Windsurfing is a sport that combines surfing and sailing.  The windsurfer stands on a board that is similar to a short board.  Attached is a sail that can pivot 360 degrees on a dime.  It consists of a mast, 2-sided boom and the sail. Windsurfers not only ride the waves by combining the energy of the wave with the lift of the wind to mimic the wave riding of the traditional surfer, they also bump and jump, which means they use the short choppy waves to launch themselves several feet in the air.  Advanced riders do complicated tricks while they are catching airtime.  Extreme winds and water have to combine to create choppy high speed waves that carry the energy for surfing.  Regular surfing relies on  a large fetch to generate the perfect ground swells.  Windsurfing needs a smaller fetch to capture the energy so it builds momentum against itself.


Oregon has two of the best windsurfing locations in the world.  The first is at Pistol River, 8 miles south of Gold Beach.  The season runs from April through September, but the waves are consistent and reliable beginning in May.  The immediate area surrounding Pistol River is the windiest spot in Oregon.  It is not a spot for beginners.  They will want to go a mile north.  Windsurfers hit the waves from 9:00 A.M. to nightfall.  The conditions are so prefect, the America Windsurfing Tour added the Pistol River Bash.  This year it ran from June 11-14.  Windsurfers streamed into the Oregon to try their skills bumping and jumping on the nuclear waves.  The locals can just step out their door to windsurf before or after work.  The rest of us will have to drive up Highway 101 or fly into Del Norte County Regional Airport and take a shuttle or limo to Pistol River, 46 miles away, or you can fly into Portland Airport, which may have cheaper airfare, but it is 365 miles away.  The closest airport is Gold Beach Airport, if you fly your own plane.   Read more Oregon Wind Surfing

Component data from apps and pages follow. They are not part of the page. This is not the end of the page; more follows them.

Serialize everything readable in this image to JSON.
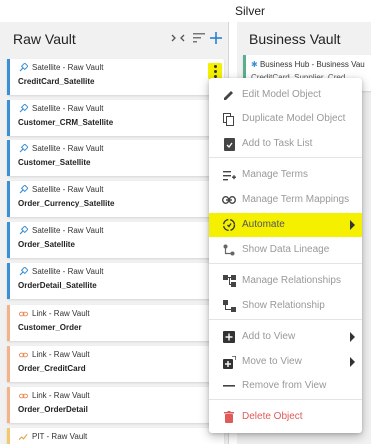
{
  "page": {
    "title": "Silver"
  },
  "raw_vault": {
    "title": "Raw Vault",
    "icons": [
      "collapse-icon",
      "sort-icon",
      "add-icon"
    ],
    "cards": [
      {
        "kind": "Satellite - Raw Vault",
        "name": "CreditCard_Satellite",
        "type": "satellite"
      },
      {
        "kind": "Satellite - Raw Vault",
        "name": "Customer_CRM_Satellite",
        "type": "satellite"
      },
      {
        "kind": "Satellite - Raw Vault",
        "name": "Customer_Satellite",
        "type": "satellite"
      },
      {
        "kind": "Satellite - Raw Vault",
        "name": "Order_Currency_Satellite",
        "type": "satellite"
      },
      {
        "kind": "Satellite - Raw Vault",
        "name": "Order_Satellite",
        "type": "satellite"
      },
      {
        "kind": "Satellite - Raw Vault",
        "name": "OrderDetail_Satellite",
        "type": "satellite"
      },
      {
        "kind": "Link - Raw Vault",
        "name": "Customer_Order",
        "type": "link"
      },
      {
        "kind": "Link - Raw Vault",
        "name": "Order_CreditCard",
        "type": "link"
      },
      {
        "kind": "Link - Raw Vault",
        "name": "Order_OrderDetail",
        "type": "link"
      },
      {
        "kind": "PIT - Raw Vault",
        "name": "",
        "type": "pit"
      }
    ]
  },
  "business_vault": {
    "title": "Business Vault",
    "cards": [
      {
        "kind": "Business Hub - Business Vau",
        "name": "CreditCard_Supplier_Cred..."
      }
    ]
  },
  "colors": {
    "satellite": "#3a8fd6",
    "link": "#f2b38a",
    "pit": "#f5c86a",
    "highlight": "#f4f000",
    "danger": "#e05a5a"
  },
  "context_menu": {
    "items": [
      {
        "label": "Edit Model Object",
        "icon": "pencil-icon"
      },
      {
        "label": "Duplicate Model Object",
        "icon": "copy-icon"
      },
      {
        "label": "Add to Task List",
        "icon": "task-icon"
      },
      {
        "label": "Manage Terms",
        "icon": "playlist-add-icon"
      },
      {
        "label": "Manage Term Mappings",
        "icon": "link-icon"
      },
      {
        "label": "Automate",
        "icon": "automate-icon",
        "submenu": true,
        "highlighted": true
      },
      {
        "label": "Show Data Lineage",
        "icon": "lineage-icon"
      },
      {
        "label": "Manage Relationships",
        "icon": "relationships-icon"
      },
      {
        "label": "Show Relationship",
        "icon": "relationship-icon"
      },
      {
        "label": "Add to View",
        "icon": "add-box-icon",
        "submenu": true
      },
      {
        "label": "Move to View",
        "icon": "move-icon",
        "submenu": true
      },
      {
        "label": "Remove from View",
        "icon": "minus-icon"
      },
      {
        "label": "Delete Object",
        "icon": "trash-icon",
        "danger": true
      }
    ]
  }
}
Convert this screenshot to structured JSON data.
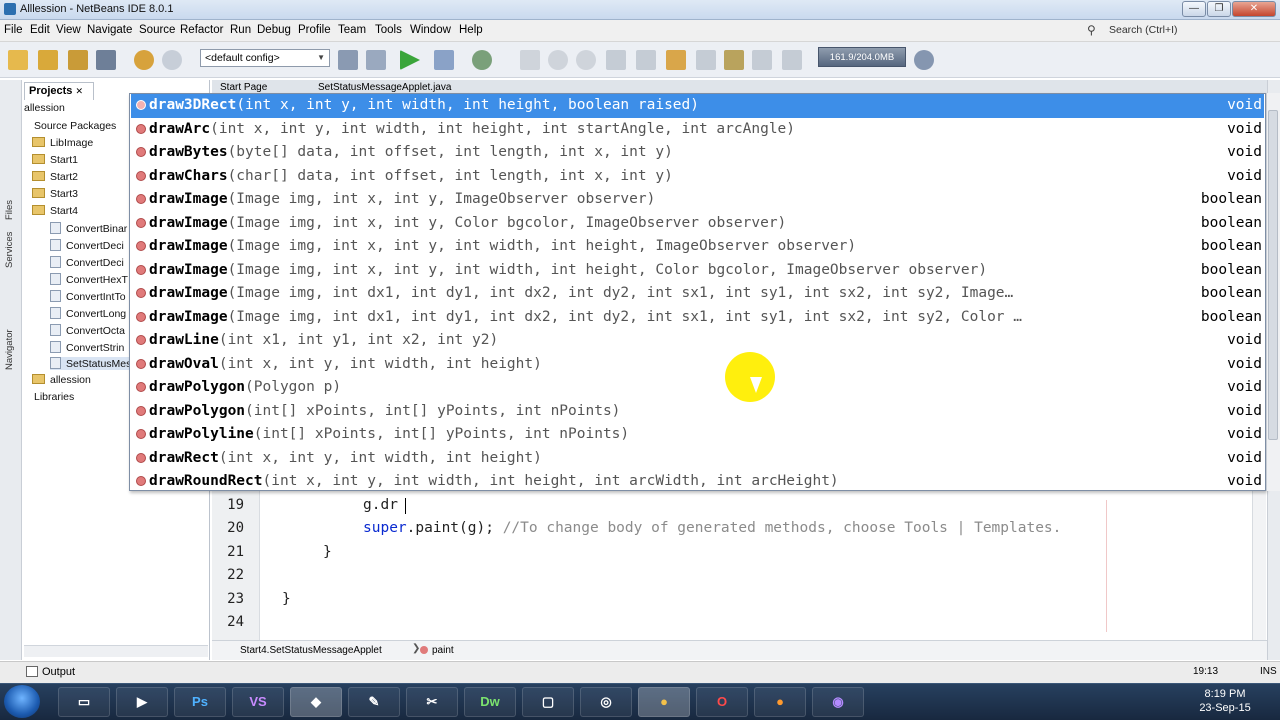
{
  "window": {
    "title": "Alllession - NetBeans IDE 8.0.1",
    "min": "—",
    "max": "❐",
    "close": "✕"
  },
  "menu": [
    "File",
    "Edit",
    "View",
    "Navigate",
    "Source",
    "Refactor",
    "Run",
    "Debug",
    "Profile",
    "Team",
    "Tools",
    "Window",
    "Help"
  ],
  "search": {
    "placeholder": "Search (Ctrl+I)"
  },
  "toolbar": {
    "config": "<default config>",
    "memory": "161.9/204.0MB"
  },
  "side_tabs": {
    "files": "Files",
    "services": "Services",
    "navigator": "Navigator"
  },
  "projects": {
    "tab": "Projects",
    "tree": [
      "allession",
      "Source Packages",
      "LibImage",
      "Start1",
      "Start2",
      "Start3",
      "Start4",
      "ConvertBinar",
      "ConvertDeci",
      "ConvertDeci",
      "ConvertHexT",
      "ConvertIntTo",
      "ConvertLong",
      "ConvertOcta",
      "ConvertStrin",
      "SetStatusMes",
      "allession",
      "Libraries"
    ]
  },
  "editor": {
    "tabs": [
      "Start Page",
      "SetStatusMessageApplet.java"
    ],
    "lines": [
      {
        "num": "19",
        "code": "g.dr"
      },
      {
        "num": "20",
        "code": "super.paint(g); //To change body of generated methods, choose Tools | Templates."
      },
      {
        "num": "21",
        "code": "}"
      },
      {
        "num": "22",
        "code": ""
      },
      {
        "num": "23",
        "code": "}"
      },
      {
        "num": "24",
        "code": ""
      }
    ],
    "breadcrumb": [
      "Start4.SetStatusMessageApplet",
      "paint"
    ]
  },
  "completion": [
    {
      "method": "draw3DRect",
      "params": "(int x, int y, int width, int height, boolean raised)",
      "returns": "void"
    },
    {
      "method": "drawArc",
      "params": "(int x, int y, int width, int height, int startAngle, int arcAngle)",
      "returns": "void"
    },
    {
      "method": "drawBytes",
      "params": "(byte[] data, int offset, int length, int x, int y)",
      "returns": "void"
    },
    {
      "method": "drawChars",
      "params": "(char[] data, int offset, int length, int x, int y)",
      "returns": "void"
    },
    {
      "method": "drawImage",
      "params": "(Image img, int x, int y, ImageObserver observer)",
      "returns": "boolean"
    },
    {
      "method": "drawImage",
      "params": "(Image img, int x, int y, Color bgcolor, ImageObserver observer)",
      "returns": "boolean"
    },
    {
      "method": "drawImage",
      "params": "(Image img, int x, int y, int width, int height, ImageObserver observer)",
      "returns": "boolean"
    },
    {
      "method": "drawImage",
      "params": "(Image img, int x, int y, int width, int height, Color bgcolor, ImageObserver observer)",
      "returns": "boolean"
    },
    {
      "method": "drawImage",
      "params": "(Image img, int dx1, int dy1, int dx2, int dy2, int sx1, int sy1, int sx2, int sy2, Image…",
      "returns": "boolean"
    },
    {
      "method": "drawImage",
      "params": "(Image img, int dx1, int dy1, int dx2, int dy2, int sx1, int sy1, int sx2, int sy2, Color …",
      "returns": "boolean"
    },
    {
      "method": "drawLine",
      "params": "(int x1, int y1, int x2, int y2)",
      "returns": "void"
    },
    {
      "method": "drawOval",
      "params": "(int x, int y, int width, int height)",
      "returns": "void"
    },
    {
      "method": "drawPolygon",
      "params": "(Polygon p)",
      "returns": "void"
    },
    {
      "method": "drawPolygon",
      "params": "(int[] xPoints, int[] yPoints, int nPoints)",
      "returns": "void"
    },
    {
      "method": "drawPolyline",
      "params": "(int[] xPoints, int[] yPoints, int nPoints)",
      "returns": "void"
    },
    {
      "method": "drawRect",
      "params": "(int x, int y, int width, int height)",
      "returns": "void"
    },
    {
      "method": "drawRoundRect",
      "params": "(int x, int y, int width, int height, int arcWidth, int arcHeight)",
      "returns": "void"
    }
  ],
  "status": {
    "output": "Output",
    "position": "19:13",
    "mode": "INS"
  },
  "taskbar": {
    "apps": [
      "Ps",
      "VS",
      "Dw"
    ],
    "time": "8:19 PM",
    "date": "23-Sep-15"
  },
  "colors": {
    "selection": "#3d8ee8",
    "cursor_highlight": "#ffee00"
  }
}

Northern California Surfing

Southern California is an internationally known surfing destination, but its cold-water sister offers epic waves for those willing to brave sharks, 50 degree water, and hostile locals. Due to a large population of seals and sea lions, sharks sightings are plentiful.  Thirty foot swells can be intimidating to all but expert level surfers.  As you descend from the North Pacific coast on Highway 1, the water warms up a bit and waves that appeal to all surfing levels, intermediate, advanced, and expert-level surfers will be impressed.  Right in the middle of the “Red Triangle” there have been more shark than any where else in the world.

Called the “frontier of surfing,” beginning at the Marion/San Francisco county and continuing up through Sonoma, Medocino, Humboldt, and Del Norte, Northern California features some terrifying yet unforgettable surfing experiences.

Ocean Beach is an iconic part of the San Francisco coastline. Eight to fifteen foot waves are not unusual, attracting surfers who want to build their skills.  With well-shaped tubes on a sandy bottom, the surf can be big trimming in toward the shore. Heading south along the coast will bring you a quieter paddle out.

Traveling to Sonoma County, the Salmon river mouth waves break over a sandbar.  On good days the powerful waves can be rewarding for advanced riders.  Average days yield smaller waves suitable for beginners.  The sandy bottom makes it forgiving for wipe-outs.

The coastal area near Point Arena in Mendocino owes its occasional high quality wave to a rocky reef. Right breaking waves are steady and fast.

Humbolt County is knows for the North Jetty.  The locals have guarded this secret and are not always welcoming to guests.  But consistent breaks with clean barrels, make it worth the invading the beachhead.

Some of the most nuclear waves off Northern California shores are found in Patrick’s Point  State Park home to dense forests with a dramatic tidal pools while surfing you can watch whales, sea lions and brilliant sunsets. Although there are submerged rocks, the waves can be excellent, if you are an expert surfer.  The swells can be large and dangerous.  Agate Beach can also produce good consistent waves.

Although you will not find monsters at Moonstone, it is a good spot for a wide range of different surfing styles and skills levels. This is a wide open beach will deliver perfect speed barrels or right and left waves depending on the wind and tidal swell.

When you reach Del Norte and the Klamath River you will have reached “The Home of Hardcore Surfing.”  An advanced surfer will enjoy a right-hand barrel from the river mouth. Wetsuits are still required.

As you can see, although Southern California is the most popular destination for surfers.  Northern California offers unique experiences for even the most experienced surfers.